Democratic presidential candidate Mike Gravel is basing his run on "direct
democracy" -- giving voters the power to make laws.
70 percent of the voters already make laws by initiative in twenty-four states
and in numerous local communities, and when voting on bond issues referred to
them for decision by their representatives -- serious lawmaking," Gravel
writes on his Web site. "American voters have made laws for the last 100
years and their record is as good as their elected legislators -- with respect
to fiscal matters, the people's record is far superior."
in the Alaska House of Representatives from 1963 to 1966 and in the U.S. Senate
from 1969 to 1981. During his tenure in the Senate, Gravel was known as a critic
of the Vietnam War. He waged a nearly five-month long, one-man filibuster against
the renewal of the military draft and entered a portion of the document known
as the Pentagon Papers into the Congressional Record.
Gravel lost his bid
for re-election in 1980, the same year that President Carter signed the Alaska
National Interest Lands Act, which Gravel strongly opposed. The act designated
about 55 million acres of Alaska as wilderness, restricting development there.
entered the 2008 presidential race in April 2006. His campaign is centered on
direct democracy efforts.

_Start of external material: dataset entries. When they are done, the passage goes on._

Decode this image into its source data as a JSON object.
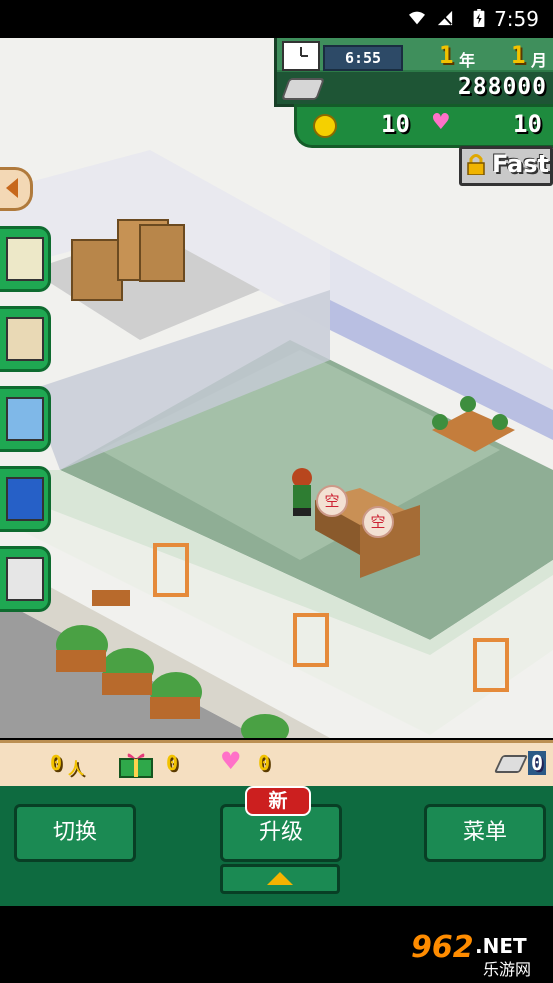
{
  "status_bar": {
    "time": "7:59"
  },
  "hud": {
    "clock_time": "6:55",
    "year": "1",
    "year_unit": "年",
    "month": "1",
    "month_unit": "月",
    "money": "288000",
    "coins": "10",
    "hearts": "10",
    "fast_label": "Fast"
  },
  "scene": {
    "bubble_1": "空",
    "bubble_2": "空"
  },
  "info_bar": {
    "people_count": "0",
    "people_unit": "人",
    "gift_count": "0",
    "heart_count": "0",
    "ticket_count": "0"
  },
  "menu": {
    "switch_label": "切换",
    "upgrade_label": "升级",
    "new_badge": "新",
    "menu_label": "菜单"
  },
  "watermark": {
    "brand": "962",
    "suffix": ".NET",
    "sub": "乐游网"
  },
  "colors": {
    "menu_bg": "#0e6b40",
    "button_bg": "#1b8a53",
    "badge_red": "#cc1f1f",
    "gold": "#f2c200"
  }
}
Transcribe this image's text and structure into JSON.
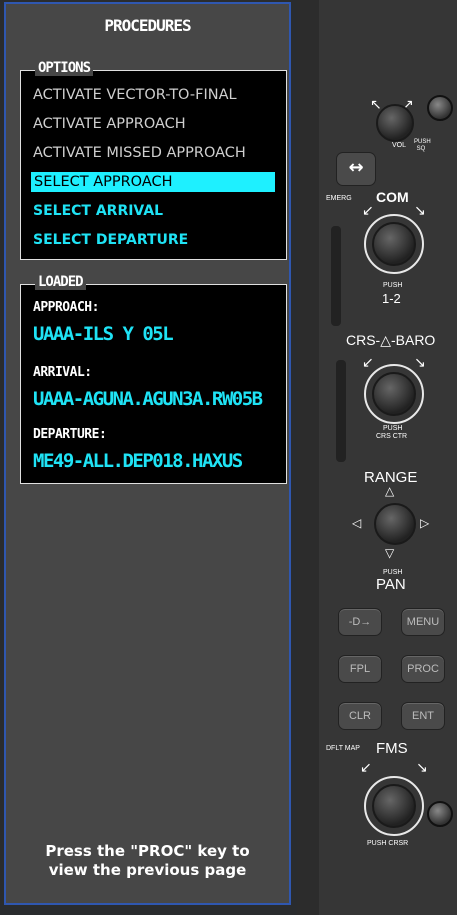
{
  "window": {
    "title": "PROCEDURES"
  },
  "options": {
    "legend": "OPTIONS",
    "items": [
      {
        "label": "ACTIVATE VECTOR-TO-FINAL"
      },
      {
        "label": "ACTIVATE APPROACH"
      },
      {
        "label": "ACTIVATE MISSED APPROACH"
      },
      {
        "label": "SELECT APPROACH"
      },
      {
        "label": "SELECT ARRIVAL"
      },
      {
        "label": "SELECT DEPARTURE"
      }
    ]
  },
  "loaded": {
    "legend": "LOADED",
    "approach_label": "APPROACH:",
    "approach_value": "UAAA-ILS Y 05L",
    "arrival_label": "ARRIVAL:",
    "arrival_value": "UAAA-AGUNA.AGUN3A.RW05B",
    "departure_label": "DEPARTURE:",
    "departure_value": "ME49-ALL.DEP018.HAXUS"
  },
  "footer": {
    "line1": "Press the \"PROC\" key to",
    "line2": "view the previous page"
  },
  "bezel": {
    "vol_label": "VOL",
    "vol_push": "PUSH SQ",
    "emerg_label": "EMERG",
    "com_label": "COM",
    "com_push": "PUSH",
    "com_push2": "1-2",
    "crs_label": "CRS-△-BARO",
    "crs_push": "PUSH",
    "crs_push2": "CRS CTR",
    "range_label": "RANGE",
    "range_push": "PUSH",
    "range_push2": "PAN",
    "direct_key": "-D→",
    "menu_key": "MENU",
    "fpl_key": "FPL",
    "proc_key": "PROC",
    "clr_key": "CLR",
    "ent_key": "ENT",
    "dflt_map": "DFLT MAP",
    "fms_label": "FMS",
    "fms_push": "PUSH CRSR",
    "swap_symbol": "↔"
  },
  "colors": {
    "cyan": "#1fe3f5",
    "highlight": "#1ef0ff",
    "window_border": "#2f57b0"
  }
}
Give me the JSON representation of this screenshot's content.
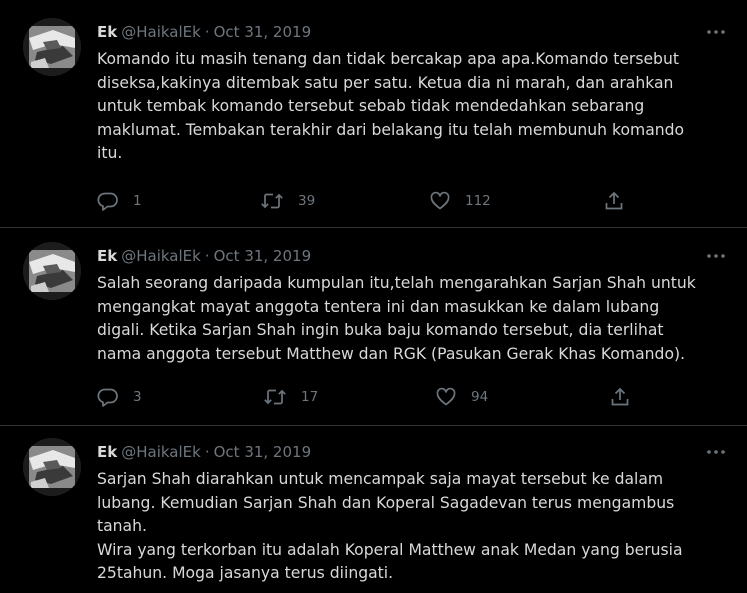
{
  "tweets": [
    {
      "name": "Ek",
      "handle": "@HaikalEk",
      "separator": "·",
      "date": "Oct 31, 2019",
      "lines": [
        "Komando itu masih tenang dan tidak bercakap apa apa.Komando tersebut",
        "diseksa,kakinya ditembak satu per satu. Ketua dia ni marah, dan arahkan",
        "untuk tembak komando tersebut sebab tidak mendedahkan sebarang",
        "maklumat. Tembakan terakhir dari belakang itu telah membunuh komando",
        "itu."
      ],
      "replies": "1",
      "retweets": "39",
      "likes": "112"
    },
    {
      "name": "Ek",
      "handle": "@HaikalEk",
      "separator": "·",
      "date": "Oct 31, 2019",
      "lines": [
        "Salah seorang daripada kumpulan itu,telah mengarahkan Sarjan Shah untuk",
        "mengangkat mayat anggota tentera ini dan masukkan ke dalam lubang",
        "digali. Ketika Sarjan Shah ingin buka baju komando tersebut, dia terlihat",
        "nama anggota tersebut Matthew dan RGK (Pasukan Gerak Khas Komando)."
      ],
      "replies": "3",
      "retweets": "17",
      "likes": "94"
    },
    {
      "name": "Ek",
      "handle": "@HaikalEk",
      "separator": "·",
      "date": "Oct 31, 2019",
      "lines": [
        "Sarjan Shah diarahkan untuk mencampak saja mayat tersebut ke dalam",
        "lubang. Kemudian Sarjan Shah dan Koperal Sagadevan terus mengambus",
        "tanah.",
        "Wira yang terkorban itu adalah Koperal Matthew anak Medan yang berusia",
        "25tahun. Moga jasanya terus diingati."
      ]
    }
  ],
  "icons": {
    "more": "more-horizontal-icon",
    "reply": "reply-bubble-icon",
    "retweet": "retweet-arrows-icon",
    "like": "heart-icon",
    "share": "share-upload-icon"
  },
  "colors": {
    "background": "#000000",
    "text": "#d9d9d9",
    "muted": "#6e767d",
    "divider": "#2f3336"
  }
}
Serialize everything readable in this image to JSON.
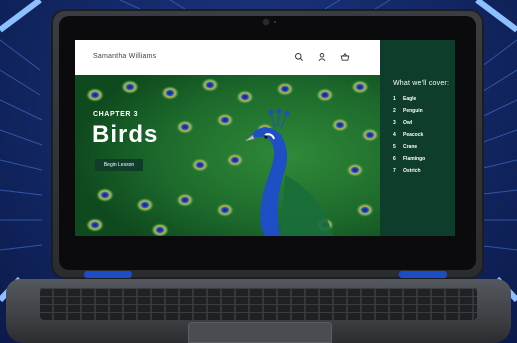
{
  "header": {
    "user_name": "Samantha Williams",
    "icons": [
      "search-icon",
      "user-icon",
      "basket-icon"
    ]
  },
  "hero": {
    "chapter": "CHAPTER 3",
    "title": "Birds",
    "begin_label": "Begin Lesson"
  },
  "sidebar": {
    "title": "What we'll cover:",
    "items": [
      {
        "num": "1",
        "label": "Eagle"
      },
      {
        "num": "2",
        "label": "Penguin"
      },
      {
        "num": "3",
        "label": "Owl"
      },
      {
        "num": "4",
        "label": "Peacock"
      },
      {
        "num": "5",
        "label": "Crane"
      },
      {
        "num": "6",
        "label": "Flamingo"
      },
      {
        "num": "7",
        "label": "Ostrich"
      }
    ]
  },
  "colors": {
    "sidebar_bg": "#0e3d2b",
    "button_bg": "#0f3d2a",
    "backdrop": "#142a6a",
    "hinge_accent": "#1d4cc7"
  }
}
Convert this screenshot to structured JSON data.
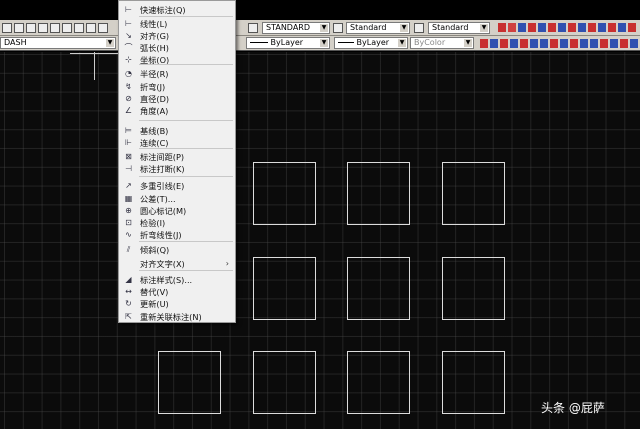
{
  "toolbar_top": {
    "text_style": "STANDARD",
    "dim_style": "Standard",
    "table_style": "Standard"
  },
  "toolbar_layers": {
    "linetype_left": "DASH",
    "linetype": "ByLayer",
    "lineweight": "ByLayer",
    "plot_color": "ByColor"
  },
  "dimension_menu": {
    "items": [
      {
        "icon": "quick-dimension-icon",
        "glyph": "⊢",
        "label": "快速标注(Q)"
      },
      {
        "icon": "linear-icon",
        "glyph": "⊢",
        "label": "线性(L)"
      },
      {
        "icon": "aligned-icon",
        "glyph": "↘",
        "label": "对齐(G)"
      },
      {
        "icon": "arc-length-icon",
        "glyph": "⌒",
        "label": "弧长(H)"
      },
      {
        "icon": "ordinate-icon",
        "glyph": "⊹",
        "label": "坐标(O)"
      },
      {
        "icon": "radius-icon",
        "glyph": "◔",
        "label": "半径(R)"
      },
      {
        "icon": "jogged-icon",
        "glyph": "↯",
        "label": "折弯(J)"
      },
      {
        "icon": "diameter-icon",
        "glyph": "⊘",
        "label": "直径(D)"
      },
      {
        "icon": "angular-icon",
        "glyph": "∠",
        "label": "角度(A)"
      },
      {
        "icon": "baseline-icon",
        "glyph": "⊨",
        "label": "基线(B)"
      },
      {
        "icon": "continue-icon",
        "glyph": "⊩",
        "label": "连续(C)"
      },
      {
        "icon": "dim-space-icon",
        "glyph": "⊠",
        "label": "标注间距(P)"
      },
      {
        "icon": "dim-break-icon",
        "glyph": "⊣",
        "label": "标注打断(K)"
      },
      {
        "icon": "multileader-icon",
        "glyph": "↗",
        "label": "多重引线(E)"
      },
      {
        "icon": "tolerance-icon",
        "glyph": "▦",
        "label": "公差(T)..."
      },
      {
        "icon": "center-mark-icon",
        "glyph": "⊕",
        "label": "圆心标记(M)"
      },
      {
        "icon": "inspection-icon",
        "glyph": "⊡",
        "label": "检验(I)"
      },
      {
        "icon": "jogged-linear-icon",
        "glyph": "∿",
        "label": "折弯线性(J)"
      },
      {
        "icon": "oblique-icon",
        "glyph": "⫽",
        "label": "倾斜(Q)"
      },
      {
        "icon": "",
        "glyph": "",
        "label": "对齐文字(X)",
        "submenu": "›"
      },
      {
        "icon": "dim-style-icon",
        "glyph": "◢",
        "label": "标注样式(S)..."
      },
      {
        "icon": "override-icon",
        "glyph": "↔",
        "label": "替代(V)"
      },
      {
        "icon": "update-icon",
        "glyph": "↻",
        "label": "更新(U)"
      },
      {
        "icon": "reassociate-icon",
        "glyph": "⇱",
        "label": "重新关联标注(N)"
      }
    ]
  },
  "watermark": "头条 @屁萨"
}
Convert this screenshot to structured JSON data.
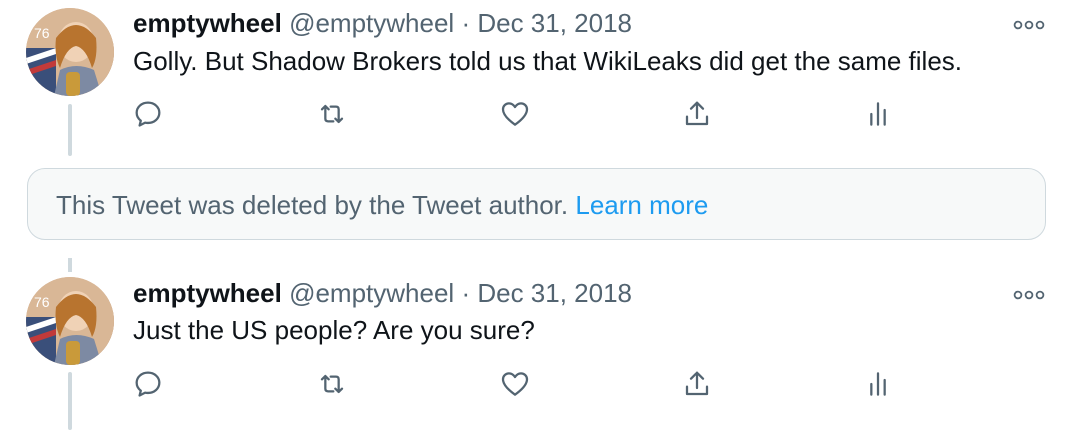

He also supports pulling troops out of Iraq immediately,
abolishing income tax in favor of a national sales tax and making education reforms.
his political career, Gravel worked as a real estate developer and founded the
Democracy Foundation, which promotes direct democracy.